…Any kind of language that implies that God’s work or God’s plan starts when we arrive (e.g., “God has a great plan for this city!” “San Francisco is a city where we see great potential!” “In San Francisco, the best is yet to come!” – Ben Houston) is indicative not only of terrible theology, but of white Christian exceptionalism, the oppressive belief that the correct kind salvation and healing can only be facilitated through us, on our terms with our methods—and us always happens to be white missionaries, white pastors, and white churches.
And that’s just for starters.
There’s a lot more to this however than just the retail analogy I’ve presented above. It’s not just about fears of Hillsong experiencing transfer growth while existing ministries experience transfer loss. And let’s be honest, some people do change churches every few years.
No, there’s more to this. It’s a matter of knowing your context. Knowing the rhythm, the cadence, the tenor of the ministries working in that community. Studying the spiritual history. Having someone with their feet on the ground for months, even years; having others who are invested in the community. Missionaries often spend a year acclimating to the culture before they ever begin a word of proclamation. You don’t just show up and expect to rock their world overnight. That is what I believe is at the heart of Nate’s concerns; it’s not just about someone building a big worship center or having brand recognition. It’s about the ‘people context’ of the city.

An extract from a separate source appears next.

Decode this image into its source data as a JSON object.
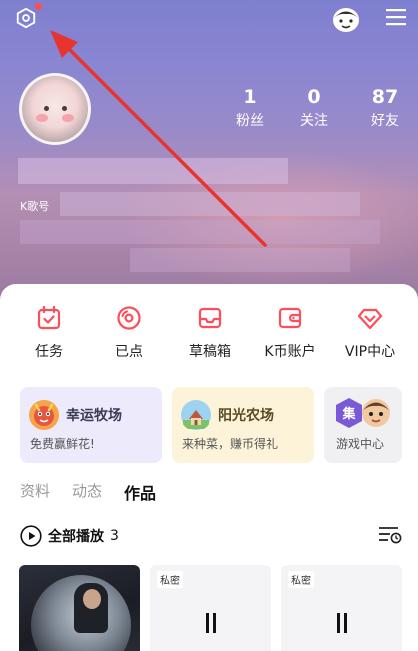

To return to a retail analogy — a different one — we once owned three Christian bookstores. While each carried our name, kept the same hours, stocked the same core titles, and was run by the same policies, the spiritual needs of those communities were vastly different, and the authors and ministries known to their customers were often quite unique. When asked if we were going to expand further, I said at the time, “You can’t just take a store like this one, seal it in a giant container, and drop it in to another community. The needs and interests are not the same.” It might work with a dairy store, or if you sell jeans and t-shirts, but it doesn’t work in Christian endeavor. You can’t just colonize another territory; you have to have done, and be prepared to do as much listening as you talking.
I would be ill-equipped to want to start a Christian store or a church in an area where I didn’t have some previous familiarity, or wasn’t living, or wasn’t working in partnership with some people already in ministry there; and this doubly so if that is an area where there is a history of intense spiritual warfare; and while each of those three criteria is important, I would say working in partnership would be the way to begin.
On the other hand, I would not want to be obstructionist, I would not want to stand in Hillsong’s way; but I think Nate’s concerns are very real, and because he’s there, he has the right to express those concerns or misgivings.
I just don’t think the elephant knows when it is the largest animal in the room and what responsibilities go with that privilege, any more than Staples realized they were going to put those four office supply stores in my town out of business. Or did they?
My Christian ethic compels me to wish Hillsong well, but it also compels me to equally wish all the existing churches and mission organizations in the San Francisco Bay area well also.
One more time, here’s a link to the article: Hillsong Church: Do Not Colonize San Francisco.
Thanks to David Fitch for pointing out this article to me.